(Provided data)

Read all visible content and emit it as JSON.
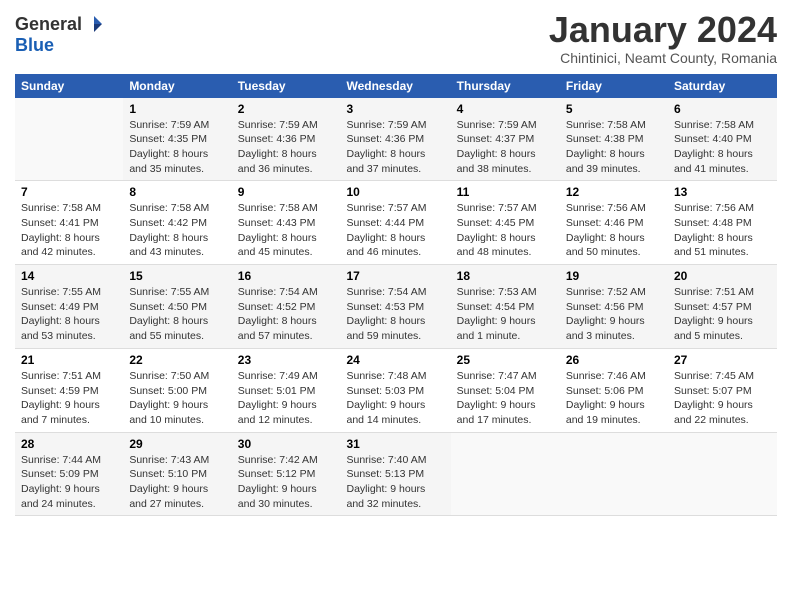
{
  "header": {
    "logo_line1": "General",
    "logo_line2": "Blue",
    "month": "January 2024",
    "location": "Chintinici, Neamt County, Romania"
  },
  "weekdays": [
    "Sunday",
    "Monday",
    "Tuesday",
    "Wednesday",
    "Thursday",
    "Friday",
    "Saturday"
  ],
  "weeks": [
    [
      {
        "day": "",
        "sunrise": "",
        "sunset": "",
        "daylight": ""
      },
      {
        "day": "1",
        "sunrise": "Sunrise: 7:59 AM",
        "sunset": "Sunset: 4:35 PM",
        "daylight": "Daylight: 8 hours and 35 minutes."
      },
      {
        "day": "2",
        "sunrise": "Sunrise: 7:59 AM",
        "sunset": "Sunset: 4:36 PM",
        "daylight": "Daylight: 8 hours and 36 minutes."
      },
      {
        "day": "3",
        "sunrise": "Sunrise: 7:59 AM",
        "sunset": "Sunset: 4:36 PM",
        "daylight": "Daylight: 8 hours and 37 minutes."
      },
      {
        "day": "4",
        "sunrise": "Sunrise: 7:59 AM",
        "sunset": "Sunset: 4:37 PM",
        "daylight": "Daylight: 8 hours and 38 minutes."
      },
      {
        "day": "5",
        "sunrise": "Sunrise: 7:58 AM",
        "sunset": "Sunset: 4:38 PM",
        "daylight": "Daylight: 8 hours and 39 minutes."
      },
      {
        "day": "6",
        "sunrise": "Sunrise: 7:58 AM",
        "sunset": "Sunset: 4:40 PM",
        "daylight": "Daylight: 8 hours and 41 minutes."
      }
    ],
    [
      {
        "day": "7",
        "sunrise": "Sunrise: 7:58 AM",
        "sunset": "Sunset: 4:41 PM",
        "daylight": "Daylight: 8 hours and 42 minutes."
      },
      {
        "day": "8",
        "sunrise": "Sunrise: 7:58 AM",
        "sunset": "Sunset: 4:42 PM",
        "daylight": "Daylight: 8 hours and 43 minutes."
      },
      {
        "day": "9",
        "sunrise": "Sunrise: 7:58 AM",
        "sunset": "Sunset: 4:43 PM",
        "daylight": "Daylight: 8 hours and 45 minutes."
      },
      {
        "day": "10",
        "sunrise": "Sunrise: 7:57 AM",
        "sunset": "Sunset: 4:44 PM",
        "daylight": "Daylight: 8 hours and 46 minutes."
      },
      {
        "day": "11",
        "sunrise": "Sunrise: 7:57 AM",
        "sunset": "Sunset: 4:45 PM",
        "daylight": "Daylight: 8 hours and 48 minutes."
      },
      {
        "day": "12",
        "sunrise": "Sunrise: 7:56 AM",
        "sunset": "Sunset: 4:46 PM",
        "daylight": "Daylight: 8 hours and 50 minutes."
      },
      {
        "day": "13",
        "sunrise": "Sunrise: 7:56 AM",
        "sunset": "Sunset: 4:48 PM",
        "daylight": "Daylight: 8 hours and 51 minutes."
      }
    ],
    [
      {
        "day": "14",
        "sunrise": "Sunrise: 7:55 AM",
        "sunset": "Sunset: 4:49 PM",
        "daylight": "Daylight: 8 hours and 53 minutes."
      },
      {
        "day": "15",
        "sunrise": "Sunrise: 7:55 AM",
        "sunset": "Sunset: 4:50 PM",
        "daylight": "Daylight: 8 hours and 55 minutes."
      },
      {
        "day": "16",
        "sunrise": "Sunrise: 7:54 AM",
        "sunset": "Sunset: 4:52 PM",
        "daylight": "Daylight: 8 hours and 57 minutes."
      },
      {
        "day": "17",
        "sunrise": "Sunrise: 7:54 AM",
        "sunset": "Sunset: 4:53 PM",
        "daylight": "Daylight: 8 hours and 59 minutes."
      },
      {
        "day": "18",
        "sunrise": "Sunrise: 7:53 AM",
        "sunset": "Sunset: 4:54 PM",
        "daylight": "Daylight: 9 hours and 1 minute."
      },
      {
        "day": "19",
        "sunrise": "Sunrise: 7:52 AM",
        "sunset": "Sunset: 4:56 PM",
        "daylight": "Daylight: 9 hours and 3 minutes."
      },
      {
        "day": "20",
        "sunrise": "Sunrise: 7:51 AM",
        "sunset": "Sunset: 4:57 PM",
        "daylight": "Daylight: 9 hours and 5 minutes."
      }
    ],
    [
      {
        "day": "21",
        "sunrise": "Sunrise: 7:51 AM",
        "sunset": "Sunset: 4:59 PM",
        "daylight": "Daylight: 9 hours and 7 minutes."
      },
      {
        "day": "22",
        "sunrise": "Sunrise: 7:50 AM",
        "sunset": "Sunset: 5:00 PM",
        "daylight": "Daylight: 9 hours and 10 minutes."
      },
      {
        "day": "23",
        "sunrise": "Sunrise: 7:49 AM",
        "sunset": "Sunset: 5:01 PM",
        "daylight": "Daylight: 9 hours and 12 minutes."
      },
      {
        "day": "24",
        "sunrise": "Sunrise: 7:48 AM",
        "sunset": "Sunset: 5:03 PM",
        "daylight": "Daylight: 9 hours and 14 minutes."
      },
      {
        "day": "25",
        "sunrise": "Sunrise: 7:47 AM",
        "sunset": "Sunset: 5:04 PM",
        "daylight": "Daylight: 9 hours and 17 minutes."
      },
      {
        "day": "26",
        "sunrise": "Sunrise: 7:46 AM",
        "sunset": "Sunset: 5:06 PM",
        "daylight": "Daylight: 9 hours and 19 minutes."
      },
      {
        "day": "27",
        "sunrise": "Sunrise: 7:45 AM",
        "sunset": "Sunset: 5:07 PM",
        "daylight": "Daylight: 9 hours and 22 minutes."
      }
    ],
    [
      {
        "day": "28",
        "sunrise": "Sunrise: 7:44 AM",
        "sunset": "Sunset: 5:09 PM",
        "daylight": "Daylight: 9 hours and 24 minutes."
      },
      {
        "day": "29",
        "sunrise": "Sunrise: 7:43 AM",
        "sunset": "Sunset: 5:10 PM",
        "daylight": "Daylight: 9 hours and 27 minutes."
      },
      {
        "day": "30",
        "sunrise": "Sunrise: 7:42 AM",
        "sunset": "Sunset: 5:12 PM",
        "daylight": "Daylight: 9 hours and 30 minutes."
      },
      {
        "day": "31",
        "sunrise": "Sunrise: 7:40 AM",
        "sunset": "Sunset: 5:13 PM",
        "daylight": "Daylight: 9 hours and 32 minutes."
      },
      {
        "day": "",
        "sunrise": "",
        "sunset": "",
        "daylight": ""
      },
      {
        "day": "",
        "sunrise": "",
        "sunset": "",
        "daylight": ""
      },
      {
        "day": "",
        "sunrise": "",
        "sunset": "",
        "daylight": ""
      }
    ]
  ]
}
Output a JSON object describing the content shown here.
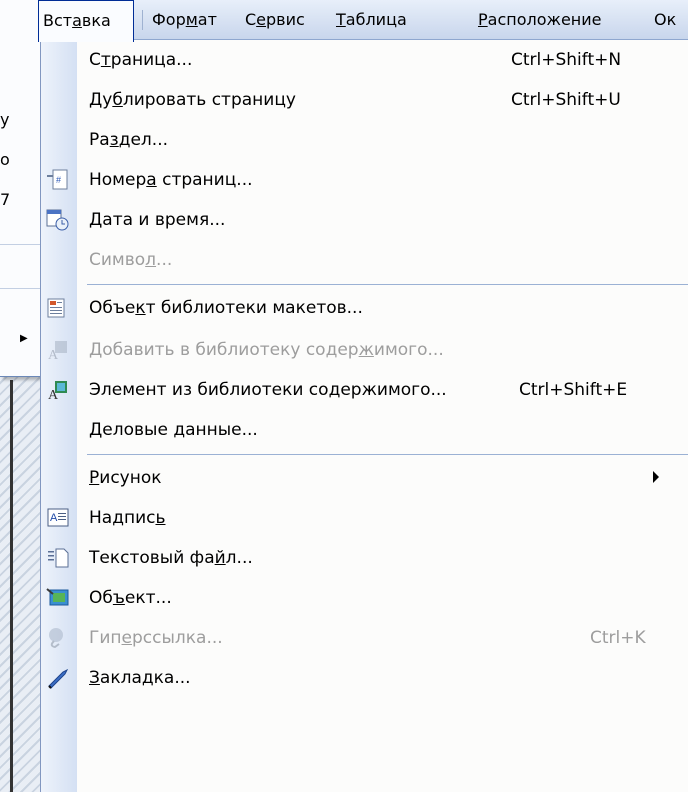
{
  "menubar": {
    "items": [
      {
        "label": "Вставка",
        "underline": "а"
      },
      {
        "label": "Формат",
        "underline": "м"
      },
      {
        "label": "Сервис",
        "underline": "е"
      },
      {
        "label": "Таблица",
        "underline": "Т"
      },
      {
        "label": "Расположение",
        "underline": "Р"
      },
      {
        "label": "Ок"
      }
    ]
  },
  "left_panel": {
    "chars": [
      "y",
      "o",
      "7"
    ]
  },
  "menu": {
    "items": [
      {
        "pre": "С",
        "u": "т",
        "post": "раница...",
        "shortcut": "Ctrl+Shift+N",
        "icon": "",
        "disabled": false
      },
      {
        "pre": "Ду",
        "u": "б",
        "post": "лировать страницу",
        "shortcut": "Ctrl+Shift+U",
        "icon": "",
        "disabled": false
      },
      {
        "pre": "Ра",
        "u": "з",
        "post": "дел...",
        "shortcut": "",
        "icon": "",
        "disabled": false
      },
      {
        "pre": "Номер",
        "u": "а",
        "post": " страниц...",
        "shortcut": "",
        "icon": "page-numbers-icon",
        "disabled": false
      },
      {
        "pre": "",
        "u": "Д",
        "post": "ата и время...",
        "shortcut": "",
        "icon": "date-time-icon",
        "disabled": false
      },
      {
        "pre": "Симво",
        "u": "л",
        "post": "...",
        "shortcut": "",
        "icon": "",
        "disabled": true
      },
      {
        "pre": "Объе",
        "u": "к",
        "post": "т библиотеки макетов...",
        "shortcut": "",
        "icon": "design-gallery-icon",
        "disabled": false
      },
      {
        "pre": "Добавить в библиотеку содер",
        "u": "ж",
        "post": "имого...",
        "shortcut": "",
        "icon": "add-to-content-library-icon",
        "disabled": true
      },
      {
        "pre": "Элемент из библиотеки со",
        "u": "д",
        "post": "ержимого...",
        "shortcut": "Ctrl+Shift+E",
        "icon": "content-library-item-icon",
        "disabled": false
      },
      {
        "pre": "Деловые ",
        "u": "д",
        "post": "анные...",
        "shortcut": "",
        "icon": "",
        "disabled": false
      },
      {
        "pre": "",
        "u": "Р",
        "post": "исунок",
        "shortcut": "",
        "icon": "",
        "disabled": false,
        "submenu": true
      },
      {
        "pre": "Надпис",
        "u": "ь",
        "post": "",
        "shortcut": "",
        "icon": "text-box-icon",
        "disabled": false
      },
      {
        "pre": "Текстовый фа",
        "u": "й",
        "post": "л...",
        "shortcut": "",
        "icon": "text-file-icon",
        "disabled": false
      },
      {
        "pre": "Об",
        "u": "ъ",
        "post": "ект...",
        "shortcut": "",
        "icon": "object-icon",
        "disabled": false
      },
      {
        "pre": "Гип",
        "u": "е",
        "post": "рссылка...",
        "shortcut": "Ctrl+K",
        "icon": "hyperlink-icon",
        "disabled": true
      },
      {
        "pre": "",
        "u": "З",
        "post": "акладка...",
        "shortcut": "",
        "icon": "bookmark-icon",
        "disabled": false
      }
    ]
  }
}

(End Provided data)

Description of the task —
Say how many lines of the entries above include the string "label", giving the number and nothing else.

Answer space —
6